For the budget-conscious, the Pixel 4a is a near-perfect phone. It’s simple, refined, and cheap enough to buy outright. And because it’s a Pixel, you’ll be first in line as soon as a new version of Android drops (at least for a couple of years, anyway). For all intents and purposes, the Pixel 4a is the handset I see selling in the highest volume.
The Pixel 4a 5G – The One To Get If You Want 5G
The Pixel 4a 5G is basically exactly the same as the Pixel 4a, only this phone will support 5G. You will have all the same specs and hardware, and the design of the phone will be exactly the same.
The Pixel 4a 5G will cost more than the standard Pixel 4a; you’ll pay $499 apparently, whereas the standard, non-5G model retails for $349.99. If you want 5G connectivity and all the benefits it brings, an extra $50 isn’t too much to ask.
The only downside to the Pixel 4a 5G is that you’ll have to wait until the fall for it to be available, whereas the Pixel 4a is now up for pre-order. Again, if 5G is important to you, and you must have a Pixel phone, then, again, this shouldn’t be too much of a deal-breaker.
The Pixel 5 – The One To Get If You Want A Flagship
The Google Pixel 5 will be Google’s de facto flagship release for 2020. But unlike with the Pixel 4 range, it is starting to look like Google will only release one Pixel 5 handset in 2020 – the standard, non-XL Pixel 5.
This might not be the case, but there is very little chatter about the Pixel 5 XL online – we’ve seen barely any leaks about it. Additional reports have claimed the Pixel 5 will feature the largest display used to date on a Pixel phone; it’s said to be a 6.6in OLED panel with a 120Hz refresh rate.
The display will be built by Samsung, apparently, and will either be used on an XL model, if one exists or solely on the Pixel 5, should it become a singular release. It’s all slightly up in the air at the moment. Still, there is one really cool thing about the Pixel 5 that should get everybody excited…
The Pixel 5 will apparently cost about $200 less than the Pixel 4, which retailed for $799 in the USA. According to leaked information, Google is keen to bring the Pixel 5 to market with a price of $699 – AKA the iPhone 11 sweet spot. If true, this would make the handset a lot more appealing to floating voters.

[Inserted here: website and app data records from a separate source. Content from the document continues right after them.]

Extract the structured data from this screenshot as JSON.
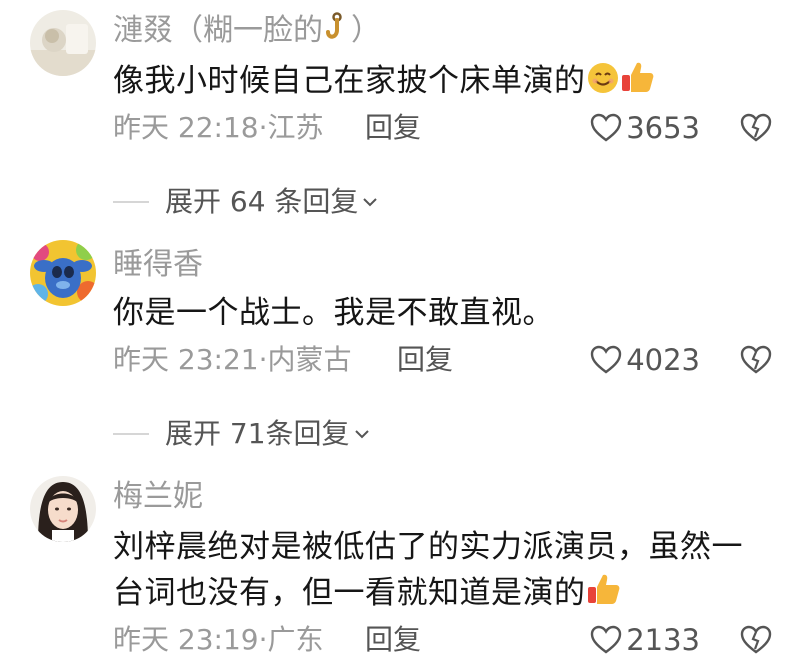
{
  "comments": [
    {
      "username": "漣叕（糊一脸的",
      "username_suffix": "）",
      "text": "像我小时候自己在家披个床单演的",
      "time_location": "昨天 22:18·江苏",
      "reply_label": "回复",
      "likes": "3653",
      "expand": "展开 64 条回复",
      "emoji_icons": [
        "smiling-face-icon",
        "thumbs-up-icon"
      ]
    },
    {
      "username": "睡得香",
      "text": "你是一个战士。我是不敢直视。",
      "time_location": "昨天 23:21·内蒙古",
      "reply_label": "回复",
      "likes": "4023",
      "expand": "展开 71条回复"
    },
    {
      "username": "梅兰妮",
      "text": "刘梓晨绝对是被低估了的实力派演员，虽然一台词也没有，但一看就知道是演的",
      "time_location": "昨天 23:19·广东",
      "reply_label": "回复",
      "likes": "2133",
      "emoji_icons": [
        "thumbs-up-icon"
      ]
    }
  ],
  "colors": {
    "meta_gray": "#9a9a9a",
    "body_text": "#161616",
    "divider": "#d6d6d6"
  }
}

How has Google managed to knock $200 off the Pixel 5’s price? Simple: it’s using cheaper chipsets – Qualcomm’s Snapdragon 765G chipset to be precise. This CPU is not as powerful as the Snapdragon 865 which you’ll find inside the Galaxy S20 and OnePlus 8 Pro, but it does cost less – and this saving can be passed onto the consumer.
The other area where the Pixel 5 will differ from the Pixel 4a and Pixel 4a 5G is to do with cameras; both the Pixel 5 and Pixel 4a will use dual-lens cameras, but the Pixel 5 will use newer, more advanced lenses and this, combined with Google’s insane machine learning and image signal processing abilities, should translate into a vastly superior camera setup.
So, to conclude: the Pixel 5 will have a better camera, a better display, a bigger battery, and superior internal spec compared to the Pixel 4a. Sadly, however, the Pixel 5 is almost certain to fall short of matching current releases like the OnePlus 8 and OPPO Find X2 Pro when it comes to overall performance, as Google is using an inferior chipset in its 2020 flagship.
Either way, whatever happens, Google’s Pixel 5 and Pixel 4a 5G will get a release date later this year, during the fall (or Autumn, if you’re in the UK).